before the Australian city of Darwin had an official recycling program,
residents found a new life for their empty beer and soda cans.
In 1974, while
organising a local water festival on Fannie Bay, Lutz Frankenfeld and Paul
Rice-Chapman decided it would be fun to build a raft out of beer cans and
encourage others to do the same. So the first annual Darwin Beer Can Regatta was born.
Now in its 40th year, the regatta has grown to include more
than 65 beer can boats. Some are made from more than 1,500 empty cans, some range
12m in length and some come from countries as far as Canada and Belgium. Events
and races are held throughout the one-day event, this year on 7 July.
The “Battle Of Mindil” is a major highlight of the regatta; sailors set out to be the first to find a
hidden object as random as a broken emergency radio beacon, a six-pack of
beer, or a wooden chest and are allowed to
attack other boats with water guns and flour. During the “Can Boat Challenge” teams
of four compete to be the fastest beer boat in the water as they race around a
short course and a number of buoys in the bay. Despite
its name, the Beer Can Regatta also has a “Best Soft Drink” competition for
boats made from cola cans, so those under the legal drinking age can
All of the participating boats must use cans as their primary floatation
device; a handy can-struction guide is
available for newcomers. For visitors without a seaworthy vessel, there are land-based
events such as tug-of-war, thong-throwing (the flip-flop kind) and sandcastle

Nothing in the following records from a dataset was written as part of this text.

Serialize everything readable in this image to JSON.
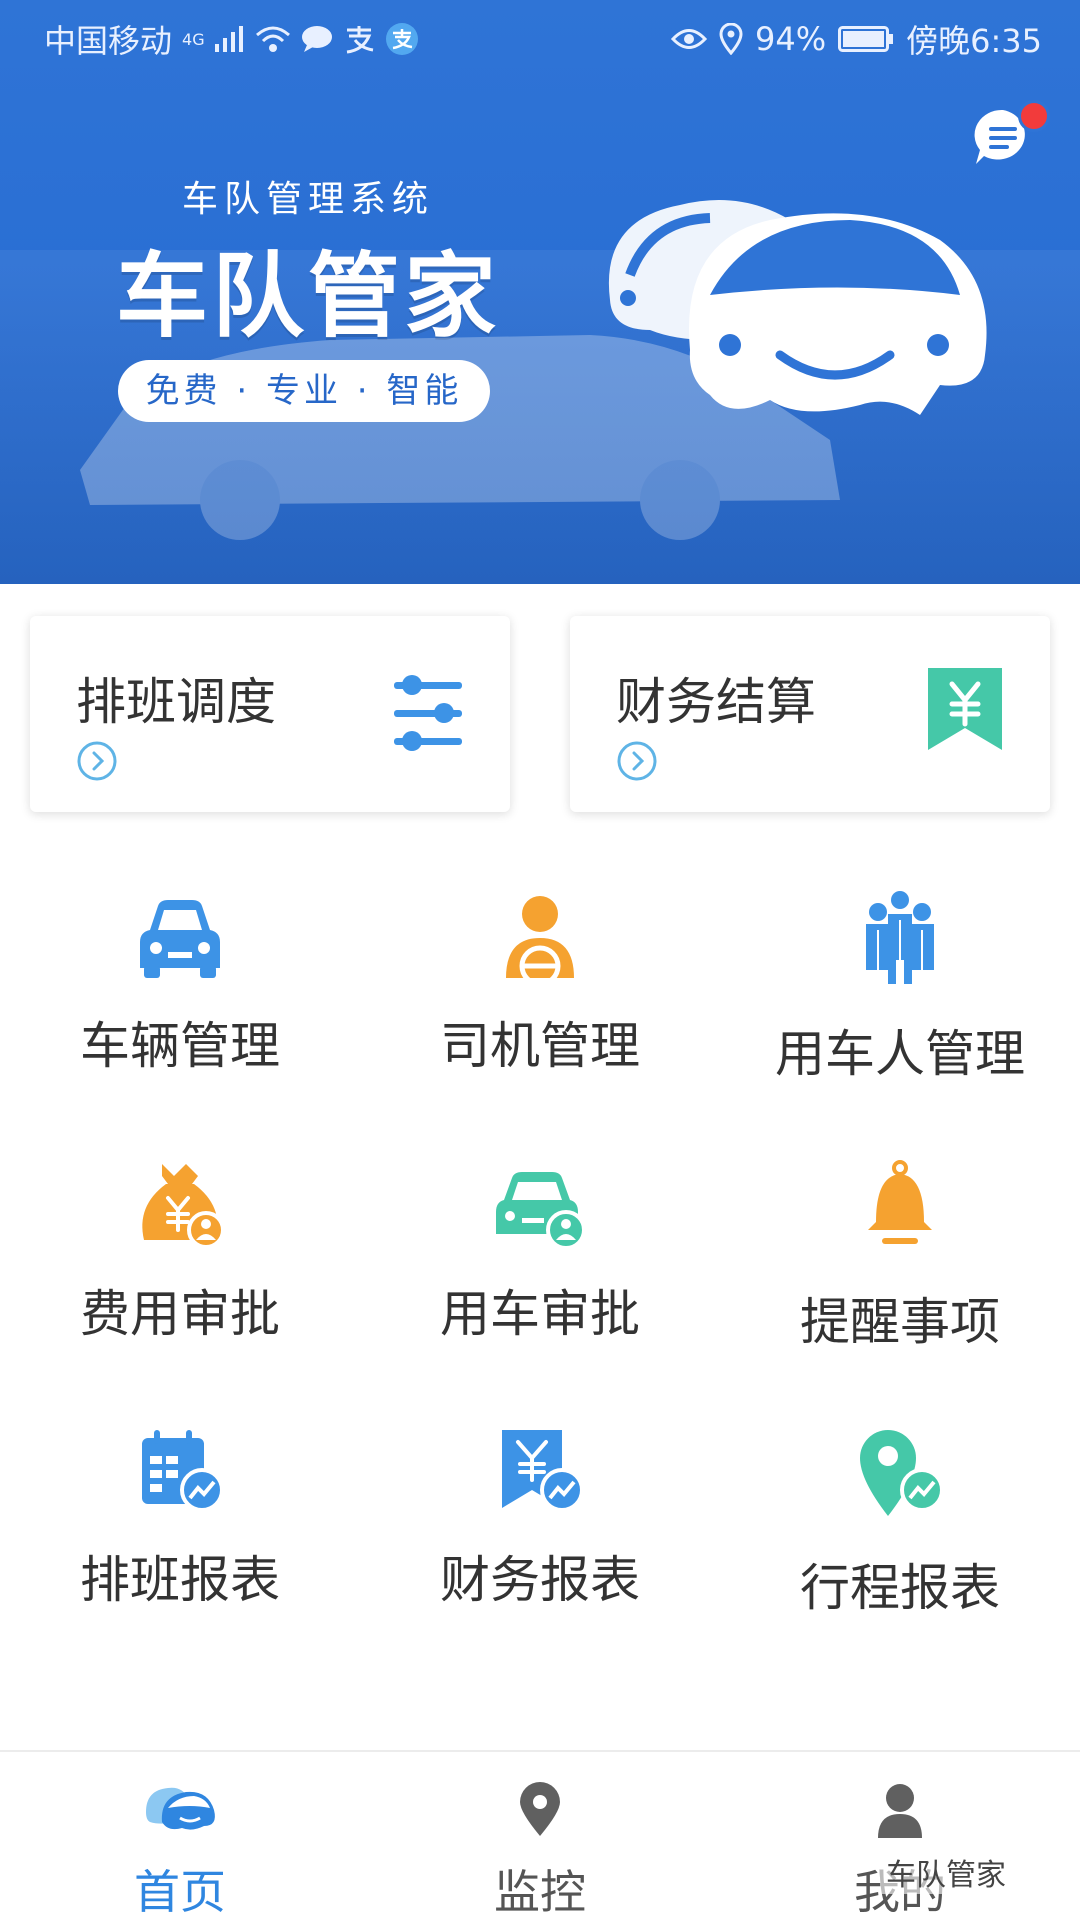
{
  "status_bar": {
    "carrier": "中国移动",
    "network": "4G",
    "battery": "94%",
    "time": "傍晚6:35",
    "icons": [
      "signal-icon",
      "wifi-icon",
      "chat-icon",
      "alipay-icon",
      "eye-icon",
      "location-icon",
      "battery-icon"
    ]
  },
  "hero": {
    "subtitle": "车队管理系统",
    "title": "车队管家",
    "tagline": "免费 · 专业 · 智能",
    "message_icon": "message-icon",
    "has_unread": true
  },
  "cards": [
    {
      "title": "排班调度",
      "icon": "sliders-icon"
    },
    {
      "title": "财务结算",
      "icon": "yuan-bookmark-icon"
    }
  ],
  "grid": [
    {
      "label": "车辆管理",
      "icon": "car-icon"
    },
    {
      "label": "司机管理",
      "icon": "driver-icon"
    },
    {
      "label": "用车人管理",
      "icon": "people-icon"
    },
    {
      "label": "费用审批",
      "icon": "money-bag-icon"
    },
    {
      "label": "用车审批",
      "icon": "car-user-icon"
    },
    {
      "label": "提醒事项",
      "icon": "bell-icon"
    },
    {
      "label": "排班报表",
      "icon": "schedule-chart-icon"
    },
    {
      "label": "财务报表",
      "icon": "finance-chart-icon"
    },
    {
      "label": "行程报表",
      "icon": "trip-chart-icon"
    }
  ],
  "tabs": [
    {
      "label": "首页",
      "icon": "home-car-icon",
      "active": true
    },
    {
      "label": "监控",
      "icon": "map-pin-icon",
      "active": false
    },
    {
      "label": "我的",
      "icon": "user-icon",
      "active": false
    }
  ],
  "watermark": "车队管家",
  "colors": {
    "primary": "#2f74d6",
    "tab_active": "#2f86e0",
    "orange": "#f5a230",
    "teal": "#45c8a8",
    "blue_icon": "#3d93e6",
    "badge_red": "#f23b3b"
  }
}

Can’t make it to the competition? The Australian National Maritime Museum
in Sydney has beer-can boats from previous regattas on display year-round.